Search the entries for lines that contain the word "agent", and report each one found.

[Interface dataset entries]
<<<<

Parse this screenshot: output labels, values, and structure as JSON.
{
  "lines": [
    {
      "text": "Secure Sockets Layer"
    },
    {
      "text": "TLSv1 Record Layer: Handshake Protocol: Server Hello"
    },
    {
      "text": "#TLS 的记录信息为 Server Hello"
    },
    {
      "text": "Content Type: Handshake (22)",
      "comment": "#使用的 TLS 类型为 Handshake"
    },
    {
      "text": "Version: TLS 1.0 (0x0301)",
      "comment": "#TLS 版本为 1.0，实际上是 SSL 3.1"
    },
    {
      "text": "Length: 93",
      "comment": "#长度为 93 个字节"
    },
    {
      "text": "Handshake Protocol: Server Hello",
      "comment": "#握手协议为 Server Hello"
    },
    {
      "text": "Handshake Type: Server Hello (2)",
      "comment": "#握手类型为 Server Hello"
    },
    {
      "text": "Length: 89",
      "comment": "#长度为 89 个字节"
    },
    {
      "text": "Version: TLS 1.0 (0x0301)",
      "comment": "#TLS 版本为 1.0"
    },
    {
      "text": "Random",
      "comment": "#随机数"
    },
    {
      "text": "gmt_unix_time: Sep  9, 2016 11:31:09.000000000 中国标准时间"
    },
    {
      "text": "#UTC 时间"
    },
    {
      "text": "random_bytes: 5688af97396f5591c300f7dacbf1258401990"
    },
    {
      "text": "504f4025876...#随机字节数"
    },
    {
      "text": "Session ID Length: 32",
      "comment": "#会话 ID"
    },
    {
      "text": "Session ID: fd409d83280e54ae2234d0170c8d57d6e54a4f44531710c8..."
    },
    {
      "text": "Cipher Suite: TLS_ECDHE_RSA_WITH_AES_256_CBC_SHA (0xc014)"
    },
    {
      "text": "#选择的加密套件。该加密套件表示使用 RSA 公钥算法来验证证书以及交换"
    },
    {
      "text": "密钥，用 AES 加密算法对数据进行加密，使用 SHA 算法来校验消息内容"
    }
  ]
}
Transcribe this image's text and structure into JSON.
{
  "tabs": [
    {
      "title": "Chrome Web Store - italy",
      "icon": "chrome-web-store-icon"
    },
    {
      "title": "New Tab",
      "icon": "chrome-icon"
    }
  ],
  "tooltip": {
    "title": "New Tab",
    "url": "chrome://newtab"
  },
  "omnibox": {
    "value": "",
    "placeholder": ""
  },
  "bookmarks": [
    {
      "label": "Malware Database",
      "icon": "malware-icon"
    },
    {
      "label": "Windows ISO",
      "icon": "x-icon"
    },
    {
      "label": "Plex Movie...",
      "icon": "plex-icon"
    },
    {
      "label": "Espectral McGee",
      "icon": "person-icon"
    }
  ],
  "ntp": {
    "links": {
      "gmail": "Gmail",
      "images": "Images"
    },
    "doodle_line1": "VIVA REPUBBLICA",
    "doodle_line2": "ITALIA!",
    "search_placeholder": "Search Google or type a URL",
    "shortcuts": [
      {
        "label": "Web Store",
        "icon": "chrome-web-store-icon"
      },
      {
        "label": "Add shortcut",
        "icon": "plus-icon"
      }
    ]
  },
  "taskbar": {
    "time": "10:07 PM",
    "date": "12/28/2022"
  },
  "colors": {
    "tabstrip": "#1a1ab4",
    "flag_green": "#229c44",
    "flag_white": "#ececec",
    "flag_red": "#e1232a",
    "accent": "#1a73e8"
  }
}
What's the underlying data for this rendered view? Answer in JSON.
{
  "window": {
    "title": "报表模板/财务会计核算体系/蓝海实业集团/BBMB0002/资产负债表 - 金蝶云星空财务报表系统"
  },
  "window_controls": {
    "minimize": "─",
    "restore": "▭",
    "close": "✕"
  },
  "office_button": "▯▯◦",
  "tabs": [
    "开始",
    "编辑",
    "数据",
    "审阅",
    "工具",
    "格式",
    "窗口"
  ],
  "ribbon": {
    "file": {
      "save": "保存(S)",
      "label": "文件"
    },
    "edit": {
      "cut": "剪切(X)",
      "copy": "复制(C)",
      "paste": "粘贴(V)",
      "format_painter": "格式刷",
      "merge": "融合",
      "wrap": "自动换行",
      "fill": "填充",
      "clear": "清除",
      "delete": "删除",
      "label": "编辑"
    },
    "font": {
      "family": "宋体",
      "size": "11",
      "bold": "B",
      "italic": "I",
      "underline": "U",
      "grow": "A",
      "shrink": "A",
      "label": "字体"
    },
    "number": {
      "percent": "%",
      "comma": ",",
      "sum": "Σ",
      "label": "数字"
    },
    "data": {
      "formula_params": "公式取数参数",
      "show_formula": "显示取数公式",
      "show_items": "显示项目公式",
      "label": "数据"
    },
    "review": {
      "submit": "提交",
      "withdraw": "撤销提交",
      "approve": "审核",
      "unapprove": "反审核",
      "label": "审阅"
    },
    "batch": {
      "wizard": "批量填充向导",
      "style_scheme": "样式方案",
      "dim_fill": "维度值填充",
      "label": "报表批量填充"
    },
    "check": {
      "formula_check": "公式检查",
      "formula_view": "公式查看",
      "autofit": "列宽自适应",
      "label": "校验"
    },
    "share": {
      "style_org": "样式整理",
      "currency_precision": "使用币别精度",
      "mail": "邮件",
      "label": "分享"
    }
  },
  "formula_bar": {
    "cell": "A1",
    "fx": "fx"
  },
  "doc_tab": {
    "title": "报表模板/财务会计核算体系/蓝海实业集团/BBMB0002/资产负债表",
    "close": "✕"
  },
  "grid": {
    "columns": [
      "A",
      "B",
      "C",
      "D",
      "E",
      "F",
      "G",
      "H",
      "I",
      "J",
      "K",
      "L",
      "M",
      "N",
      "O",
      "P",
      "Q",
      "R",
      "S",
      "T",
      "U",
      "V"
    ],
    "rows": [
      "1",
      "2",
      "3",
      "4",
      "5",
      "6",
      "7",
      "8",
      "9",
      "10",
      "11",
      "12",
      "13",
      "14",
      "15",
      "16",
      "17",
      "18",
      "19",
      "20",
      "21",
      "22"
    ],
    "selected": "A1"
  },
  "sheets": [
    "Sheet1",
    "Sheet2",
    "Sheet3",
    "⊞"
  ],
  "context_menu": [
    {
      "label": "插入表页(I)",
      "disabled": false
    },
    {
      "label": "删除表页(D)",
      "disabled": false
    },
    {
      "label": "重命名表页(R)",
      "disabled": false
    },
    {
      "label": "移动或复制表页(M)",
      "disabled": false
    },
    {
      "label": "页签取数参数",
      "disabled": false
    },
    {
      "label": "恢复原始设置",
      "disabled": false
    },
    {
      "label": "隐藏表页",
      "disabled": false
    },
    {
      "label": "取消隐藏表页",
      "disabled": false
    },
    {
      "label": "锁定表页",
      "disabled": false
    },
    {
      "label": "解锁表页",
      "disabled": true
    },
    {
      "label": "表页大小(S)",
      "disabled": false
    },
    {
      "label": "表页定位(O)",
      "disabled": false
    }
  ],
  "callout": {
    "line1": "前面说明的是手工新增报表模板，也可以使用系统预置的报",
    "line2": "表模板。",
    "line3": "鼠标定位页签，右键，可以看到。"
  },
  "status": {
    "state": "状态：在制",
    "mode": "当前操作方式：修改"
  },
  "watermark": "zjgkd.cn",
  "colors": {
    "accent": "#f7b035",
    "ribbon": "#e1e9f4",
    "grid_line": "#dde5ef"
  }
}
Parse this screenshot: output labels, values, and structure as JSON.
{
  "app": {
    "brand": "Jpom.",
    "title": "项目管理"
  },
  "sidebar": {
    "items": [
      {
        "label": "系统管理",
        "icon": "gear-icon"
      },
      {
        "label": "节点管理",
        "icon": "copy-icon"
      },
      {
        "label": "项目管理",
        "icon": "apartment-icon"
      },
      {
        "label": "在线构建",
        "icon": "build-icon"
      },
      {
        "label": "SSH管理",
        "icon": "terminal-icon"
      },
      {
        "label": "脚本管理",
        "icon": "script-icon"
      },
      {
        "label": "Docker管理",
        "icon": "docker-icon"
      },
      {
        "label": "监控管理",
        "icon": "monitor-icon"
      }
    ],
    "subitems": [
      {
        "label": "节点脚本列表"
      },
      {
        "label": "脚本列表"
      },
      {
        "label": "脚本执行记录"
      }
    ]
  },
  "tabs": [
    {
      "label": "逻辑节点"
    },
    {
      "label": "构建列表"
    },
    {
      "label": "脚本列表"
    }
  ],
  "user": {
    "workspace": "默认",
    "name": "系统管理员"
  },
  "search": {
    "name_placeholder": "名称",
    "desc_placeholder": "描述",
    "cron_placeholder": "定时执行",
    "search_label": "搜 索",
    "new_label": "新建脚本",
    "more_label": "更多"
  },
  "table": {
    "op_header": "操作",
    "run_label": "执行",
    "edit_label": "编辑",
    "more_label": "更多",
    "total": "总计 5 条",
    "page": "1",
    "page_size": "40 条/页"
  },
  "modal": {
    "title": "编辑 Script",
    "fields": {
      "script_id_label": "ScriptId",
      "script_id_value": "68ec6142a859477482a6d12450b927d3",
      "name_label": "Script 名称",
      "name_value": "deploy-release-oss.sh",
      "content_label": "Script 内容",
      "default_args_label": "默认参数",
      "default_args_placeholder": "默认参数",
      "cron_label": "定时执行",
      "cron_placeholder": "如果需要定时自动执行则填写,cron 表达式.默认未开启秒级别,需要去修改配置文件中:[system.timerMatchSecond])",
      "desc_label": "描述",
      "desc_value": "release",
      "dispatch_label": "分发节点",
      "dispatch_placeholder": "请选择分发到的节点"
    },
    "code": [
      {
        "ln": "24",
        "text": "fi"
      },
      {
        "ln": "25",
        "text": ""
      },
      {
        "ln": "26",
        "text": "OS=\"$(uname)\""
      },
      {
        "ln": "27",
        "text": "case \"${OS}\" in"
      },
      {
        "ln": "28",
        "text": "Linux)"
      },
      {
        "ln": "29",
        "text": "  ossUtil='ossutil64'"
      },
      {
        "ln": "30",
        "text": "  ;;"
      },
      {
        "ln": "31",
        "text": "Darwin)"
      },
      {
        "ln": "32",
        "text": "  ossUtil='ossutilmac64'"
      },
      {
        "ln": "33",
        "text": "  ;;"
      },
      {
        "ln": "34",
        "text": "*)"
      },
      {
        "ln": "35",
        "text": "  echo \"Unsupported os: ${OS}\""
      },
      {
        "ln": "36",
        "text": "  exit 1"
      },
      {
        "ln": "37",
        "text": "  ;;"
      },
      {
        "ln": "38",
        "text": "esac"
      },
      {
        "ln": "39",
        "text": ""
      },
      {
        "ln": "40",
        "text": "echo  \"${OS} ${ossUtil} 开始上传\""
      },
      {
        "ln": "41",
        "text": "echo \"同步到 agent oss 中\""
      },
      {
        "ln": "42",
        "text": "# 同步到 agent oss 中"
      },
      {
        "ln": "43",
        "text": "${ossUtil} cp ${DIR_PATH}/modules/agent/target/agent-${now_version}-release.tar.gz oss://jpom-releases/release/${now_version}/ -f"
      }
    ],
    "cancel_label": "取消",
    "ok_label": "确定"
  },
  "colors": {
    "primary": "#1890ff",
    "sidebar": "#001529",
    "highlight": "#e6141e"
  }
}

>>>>

- Finished task -
        "text": "echo \"同步到 agent oss 中\""
        "text": "# 同步到 agent oss 中"
        "text": "${ossUtil} cp ${DIR_PATH}/modules/agent/target/agent-${now_version}-release.tar.gz oss://jpom-releases/release/${now_version}/ -f"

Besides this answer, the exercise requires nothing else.